"So how can MUJI be good for you? Generally speaking, things are not good for us; too many or too valuable and we are corrupted. But, we all need some things (even Gandhi had a pair of spectacles, some sandals, a bowl, a dish and a pocket watch) and to some extent we are defined by our choices of those things. We may reveal to others in our choice of things that we have good taste or bad taste, expensive taste, cheap taste, modest taste, flashy taste, snobbish taste or not taste at all. Between the moment of choosing and paying for something and the day we no longer have a need for it, there are certain exchanges between the thing and us. The service provided by the thing on the one hand and how we feel about being its owner on the other hand. For some, owning a Ferrari may be the most important thing in life, but is owning something which only a few others can afford good for you? I don’t think so.

There is an English importer of wine which has been selling Bordeaux wine in England for more than 300 years, and besides all the expensive wines that they offer, there’s one which they call “Good Ordinary Bordeaux,” which costs much less than the others but which is fine to drink as an everyday wine. Similarly, the MUJI concept is to make things as well and as cleverly as possible at a reasonable price, for the thing to be “enough” in the best sense of the word, and this kind of “enough” is good for you because it removes status from the product/consumer equation and replaces it with satisfaction. The kind of satisfaction that you have when the money you exchange for the thing is proportional to the value which you receive from the thing, and the thing itself is good at being itself without any pretension of being anything more special.”

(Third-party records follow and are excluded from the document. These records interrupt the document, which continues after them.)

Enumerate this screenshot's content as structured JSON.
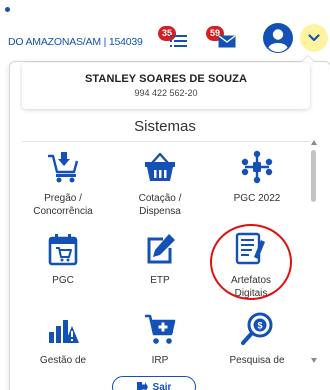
{
  "header": {
    "org_text": "DO AMAZONAS/AM | 154039",
    "notifications": [
      {
        "count": "35",
        "icon": "list-icon"
      },
      {
        "count": "59",
        "icon": "mail-icon"
      }
    ],
    "avatar_icon": "user-circle-icon",
    "toggle_icon": "chevron-down-icon"
  },
  "user": {
    "name": "STANLEY SOARES DE SOUZA",
    "cpf": "994 422 562-20"
  },
  "systems": {
    "title": "Sistemas",
    "items": [
      {
        "label": "Pregão /\nConcorrência",
        "icon": "auction-icon"
      },
      {
        "label": "Cotação /\nDispensa",
        "icon": "basket-icon"
      },
      {
        "label": "PGC 2022",
        "icon": "network-icon"
      },
      {
        "label": "PGC",
        "icon": "calendar-cart-icon"
      },
      {
        "label": "ETP",
        "icon": "edit-icon"
      },
      {
        "label": "Artefatos\nDigitais",
        "icon": "document-pen-icon"
      },
      {
        "label": "Gestão de",
        "icon": "chart-warning-icon"
      },
      {
        "label": "IRP",
        "icon": "cart-plus-icon"
      },
      {
        "label": "Pesquisa de",
        "icon": "price-search-icon"
      }
    ]
  },
  "logout": {
    "label": "Sair",
    "icon": "logout-icon"
  },
  "colors": {
    "primary": "#1351b4",
    "badge": "#d42020",
    "highlight": "#e01010",
    "toggle_bg": "#fff3a0"
  }
}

— Jasper Morrison, MUJI product designer

I remember reading Ken Kesey’s Sometimes a Great Notion as an over-imaginative 18-year old and immediately falling in love with the idea of Oregon — in my mind, a magical state with lush forests, flowing rivers, and endless greenery. It turns out that the real Oregon is even better than what I’d expected.

The increasing militarization of our police force is one of the trends I’m most worried about. This Salon piece paints a terrifying picture of cops running around with impunity - using SWAT teams to raid poker games, killing dogs, assaulting peaceful protestors. There needs to be a stricter level of oversight on police actions - otherwise our cops are just thugs with guns, acting with no regard for consequences against the very citizenry they’re intended to protect.

“The way to solve the conflict between human values and technological needs is not to run away from technology. That’s impossible. The way to resolve the conflict is to break down the barriers of dualistic thought that prevent a real understanding of what technology is — not an exploitation of nature, but a fusion of nature and the human spirit into a new kind of creation that transcends both. When this transcendence occurs in such events as the first airplane flight across the ocean or the first footstep on the moon, a kind of public recognition of the transcendent nature of technology occurs. But this transcendence should also occur at the individual level, on a personal basis, in one’s own life, in a less dramatic way.”
— Pirsig, Zen and the Art of Motorcycle Maintenance